━━ Records shown

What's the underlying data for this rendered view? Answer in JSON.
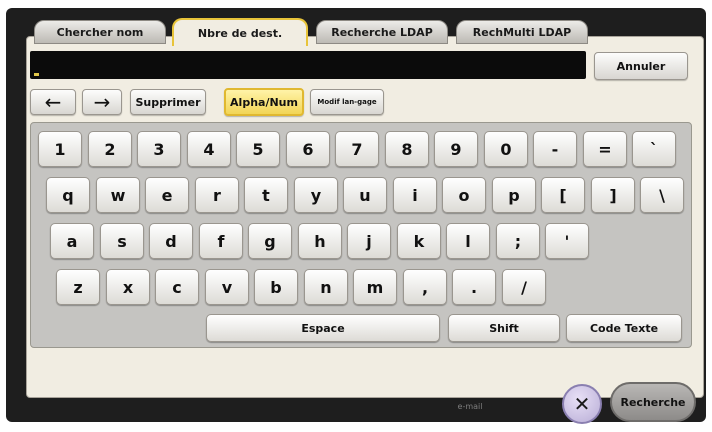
{
  "tabs": [
    "Chercher nom",
    "Nbre de dest.",
    "Recherche LDAP",
    "RechMulti LDAP"
  ],
  "cancel_label": "Annuler",
  "toolbar": {
    "back": "←",
    "forward": "→",
    "delete": "Supprimer",
    "alphanum": "Alpha/Num",
    "lang": "Modif lan-gage"
  },
  "keyboard": {
    "row1": [
      "1",
      "2",
      "3",
      "4",
      "5",
      "6",
      "7",
      "8",
      "9",
      "0",
      "-",
      "=",
      "`"
    ],
    "row2": [
      "q",
      "w",
      "e",
      "r",
      "t",
      "y",
      "u",
      "i",
      "o",
      "p",
      "[",
      "]",
      "\\"
    ],
    "row3": [
      "a",
      "s",
      "d",
      "f",
      "g",
      "h",
      "j",
      "k",
      "l",
      ";",
      "'"
    ],
    "row4": [
      "z",
      "x",
      "c",
      "v",
      "b",
      "n",
      "m",
      ",",
      ".",
      "/"
    ],
    "space": "Espace",
    "shift": "Shift",
    "code": "Code Texte"
  },
  "bottom": {
    "close_icon": "✕",
    "search": "Recherche",
    "ghost_text": "e-mail"
  }
}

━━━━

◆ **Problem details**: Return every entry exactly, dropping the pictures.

◆ **Output of the task**:
What's the underlying data for this rendered view? Answer in JSON.
{
  "tabs": [
    "Chercher nom",
    "Nbre de dest.",
    "Recherche LDAP",
    "RechMulti LDAP"
  ],
  "cancel_label": "Annuler",
  "toolbar": {
    "back": "←",
    "forward": "→",
    "delete": "Supprimer",
    "alphanum": "Alpha/Num",
    "lang": "Modif lan-gage"
  },
  "keyboard": {
    "row1": [
      "1",
      "2",
      "3",
      "4",
      "5",
      "6",
      "7",
      "8",
      "9",
      "0",
      "-",
      "=",
      "`"
    ],
    "row2": [
      "q",
      "w",
      "e",
      "r",
      "t",
      "y",
      "u",
      "i",
      "o",
      "p",
      "[",
      "]",
      "\\"
    ],
    "row3": [
      "a",
      "s",
      "d",
      "f",
      "g",
      "h",
      "j",
      "k",
      "l",
      ";",
      "'"
    ],
    "row4": [
      "z",
      "x",
      "c",
      "v",
      "b",
      "n",
      "m",
      ",",
      ".",
      "/"
    ],
    "space": "Espace",
    "shift": "Shift",
    "code": "Code Texte"
  },
  "bottom": {
    "close_icon": "✕",
    "search": "Recherche",
    "ghost_text": "e-mail"
  }
}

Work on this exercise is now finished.